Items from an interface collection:
· · · ·

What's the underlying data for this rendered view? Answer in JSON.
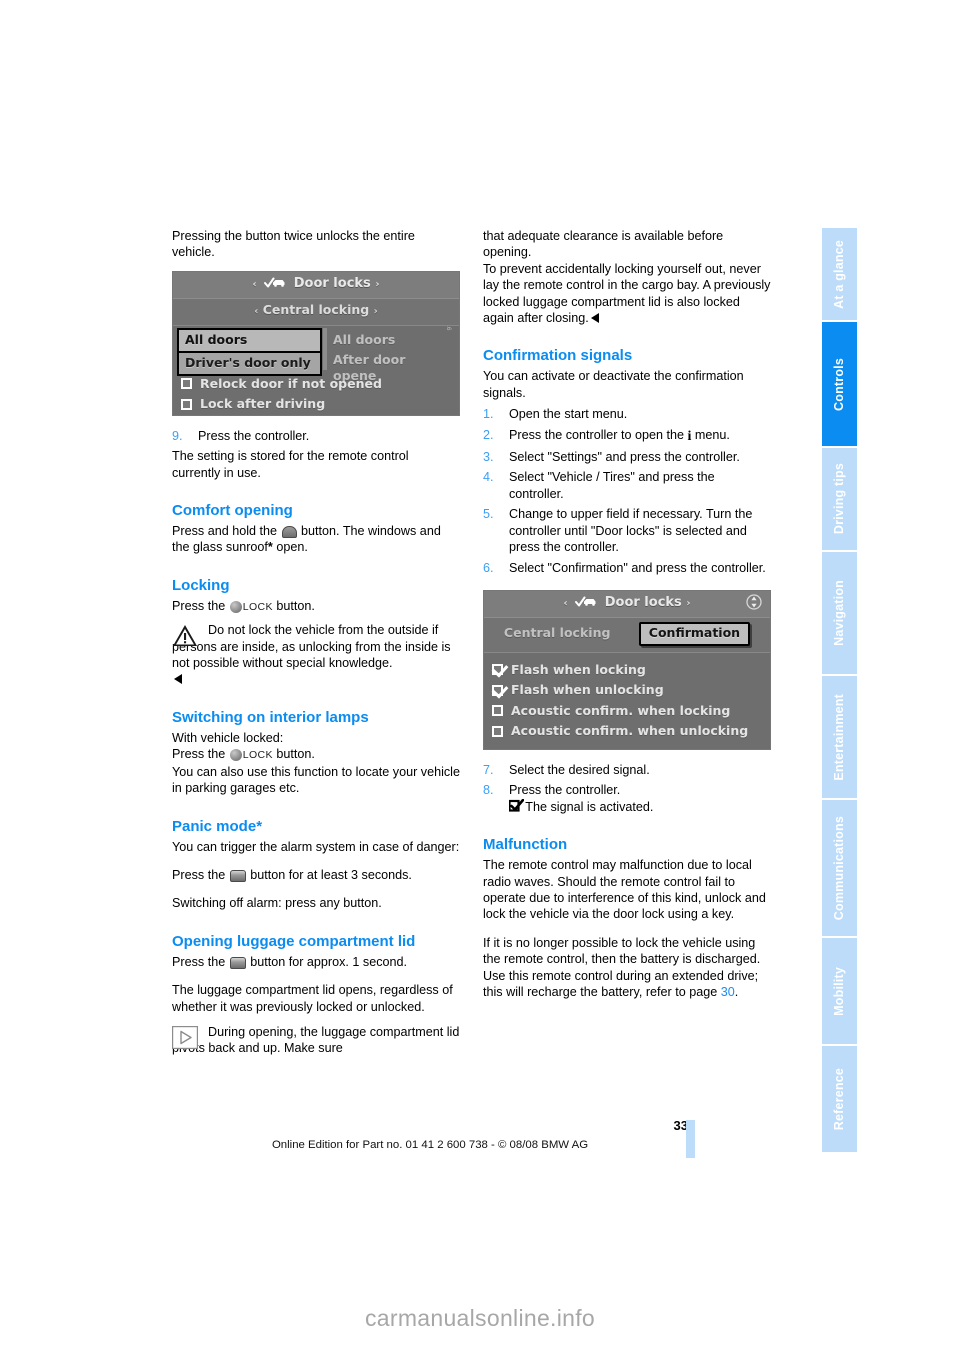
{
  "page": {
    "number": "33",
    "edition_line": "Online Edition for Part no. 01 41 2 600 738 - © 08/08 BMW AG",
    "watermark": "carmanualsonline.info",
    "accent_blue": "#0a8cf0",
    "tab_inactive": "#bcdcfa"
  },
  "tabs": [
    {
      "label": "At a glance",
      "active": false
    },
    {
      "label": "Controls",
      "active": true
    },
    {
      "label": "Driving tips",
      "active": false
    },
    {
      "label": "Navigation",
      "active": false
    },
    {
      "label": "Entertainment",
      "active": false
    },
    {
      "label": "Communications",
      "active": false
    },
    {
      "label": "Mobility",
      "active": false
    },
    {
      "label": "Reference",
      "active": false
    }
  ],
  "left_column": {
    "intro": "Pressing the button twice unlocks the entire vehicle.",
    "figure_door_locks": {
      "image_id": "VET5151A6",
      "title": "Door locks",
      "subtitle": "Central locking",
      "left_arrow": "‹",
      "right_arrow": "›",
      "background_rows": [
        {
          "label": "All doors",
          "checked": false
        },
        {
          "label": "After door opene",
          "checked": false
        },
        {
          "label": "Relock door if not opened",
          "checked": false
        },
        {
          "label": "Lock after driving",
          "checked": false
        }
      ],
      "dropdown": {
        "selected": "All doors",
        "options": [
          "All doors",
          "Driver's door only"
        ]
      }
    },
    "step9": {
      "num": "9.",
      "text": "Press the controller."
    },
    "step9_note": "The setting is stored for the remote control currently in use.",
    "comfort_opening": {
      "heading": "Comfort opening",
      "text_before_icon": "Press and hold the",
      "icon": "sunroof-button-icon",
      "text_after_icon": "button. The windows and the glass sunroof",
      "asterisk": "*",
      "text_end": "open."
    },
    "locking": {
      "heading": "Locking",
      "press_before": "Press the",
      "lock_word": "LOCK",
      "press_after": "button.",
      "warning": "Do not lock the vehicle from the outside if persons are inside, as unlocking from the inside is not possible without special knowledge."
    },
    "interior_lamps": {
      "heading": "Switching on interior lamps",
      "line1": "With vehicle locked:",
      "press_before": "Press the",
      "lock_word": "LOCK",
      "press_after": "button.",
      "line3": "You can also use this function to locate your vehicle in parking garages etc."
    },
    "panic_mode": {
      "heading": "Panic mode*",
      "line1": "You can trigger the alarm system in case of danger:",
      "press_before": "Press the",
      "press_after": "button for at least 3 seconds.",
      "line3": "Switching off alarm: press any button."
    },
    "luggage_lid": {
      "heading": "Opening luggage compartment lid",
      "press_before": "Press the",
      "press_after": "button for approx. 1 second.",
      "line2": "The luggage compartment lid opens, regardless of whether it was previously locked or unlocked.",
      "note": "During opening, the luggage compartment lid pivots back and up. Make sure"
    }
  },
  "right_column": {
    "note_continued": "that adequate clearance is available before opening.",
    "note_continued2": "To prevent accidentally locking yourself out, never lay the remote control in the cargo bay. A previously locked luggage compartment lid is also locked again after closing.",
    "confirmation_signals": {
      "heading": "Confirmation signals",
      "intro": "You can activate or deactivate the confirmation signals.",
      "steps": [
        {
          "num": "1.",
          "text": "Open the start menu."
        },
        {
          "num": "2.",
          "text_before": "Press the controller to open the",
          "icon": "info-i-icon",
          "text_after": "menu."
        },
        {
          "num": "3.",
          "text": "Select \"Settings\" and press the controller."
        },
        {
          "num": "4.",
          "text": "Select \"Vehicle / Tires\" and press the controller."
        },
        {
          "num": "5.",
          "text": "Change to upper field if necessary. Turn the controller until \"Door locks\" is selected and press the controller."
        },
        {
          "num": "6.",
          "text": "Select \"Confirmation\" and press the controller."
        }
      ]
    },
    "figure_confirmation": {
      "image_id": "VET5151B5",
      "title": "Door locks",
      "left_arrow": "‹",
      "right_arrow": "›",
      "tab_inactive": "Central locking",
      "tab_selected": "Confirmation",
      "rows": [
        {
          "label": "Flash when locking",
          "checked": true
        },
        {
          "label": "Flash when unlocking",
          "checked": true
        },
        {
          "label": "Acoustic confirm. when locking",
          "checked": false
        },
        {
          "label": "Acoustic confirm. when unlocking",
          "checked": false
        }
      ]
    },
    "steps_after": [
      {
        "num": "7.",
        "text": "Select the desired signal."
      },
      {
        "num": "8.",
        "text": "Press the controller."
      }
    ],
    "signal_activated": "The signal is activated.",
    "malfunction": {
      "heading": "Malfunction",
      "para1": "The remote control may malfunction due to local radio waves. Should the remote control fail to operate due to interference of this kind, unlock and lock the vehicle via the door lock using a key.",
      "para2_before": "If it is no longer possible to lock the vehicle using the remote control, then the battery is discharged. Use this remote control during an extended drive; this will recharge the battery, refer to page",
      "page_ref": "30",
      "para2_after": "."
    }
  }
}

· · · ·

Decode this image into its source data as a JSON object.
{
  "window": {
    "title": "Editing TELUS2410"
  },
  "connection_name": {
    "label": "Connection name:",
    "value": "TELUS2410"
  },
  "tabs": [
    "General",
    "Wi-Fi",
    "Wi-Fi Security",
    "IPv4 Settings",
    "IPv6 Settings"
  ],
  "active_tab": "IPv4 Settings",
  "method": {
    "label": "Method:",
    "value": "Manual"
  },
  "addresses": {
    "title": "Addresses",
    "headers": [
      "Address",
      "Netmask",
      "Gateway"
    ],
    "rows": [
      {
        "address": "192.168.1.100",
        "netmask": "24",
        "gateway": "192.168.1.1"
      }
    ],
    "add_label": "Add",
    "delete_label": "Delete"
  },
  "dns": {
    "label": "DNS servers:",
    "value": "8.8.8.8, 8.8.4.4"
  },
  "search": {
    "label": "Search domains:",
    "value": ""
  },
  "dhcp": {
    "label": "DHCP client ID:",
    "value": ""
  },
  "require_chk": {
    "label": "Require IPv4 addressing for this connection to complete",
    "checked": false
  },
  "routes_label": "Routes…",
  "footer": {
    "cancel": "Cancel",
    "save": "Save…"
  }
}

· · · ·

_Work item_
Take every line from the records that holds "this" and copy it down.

_Problem solution_
What's the underlying data for this rendered view? Answer in JSON.
      "line3": "You can also use this function to locate your vehicle in parking garages etc."
      "para1": "The remote control may malfunction due to local radio waves. Should the remote control fail to operate due to interference of this kind, unlock and lock the vehicle via the door lock using a key.",
      "para2_before": "If it is no longer possible to lock the vehicle using the remote control, then the battery is discharged. Use this remote control during an extended drive; this will recharge the battery, refer to page",
Decode this image into its source data as a JSON object.
    "label": "Require IPv4 addressing for this connection to complete",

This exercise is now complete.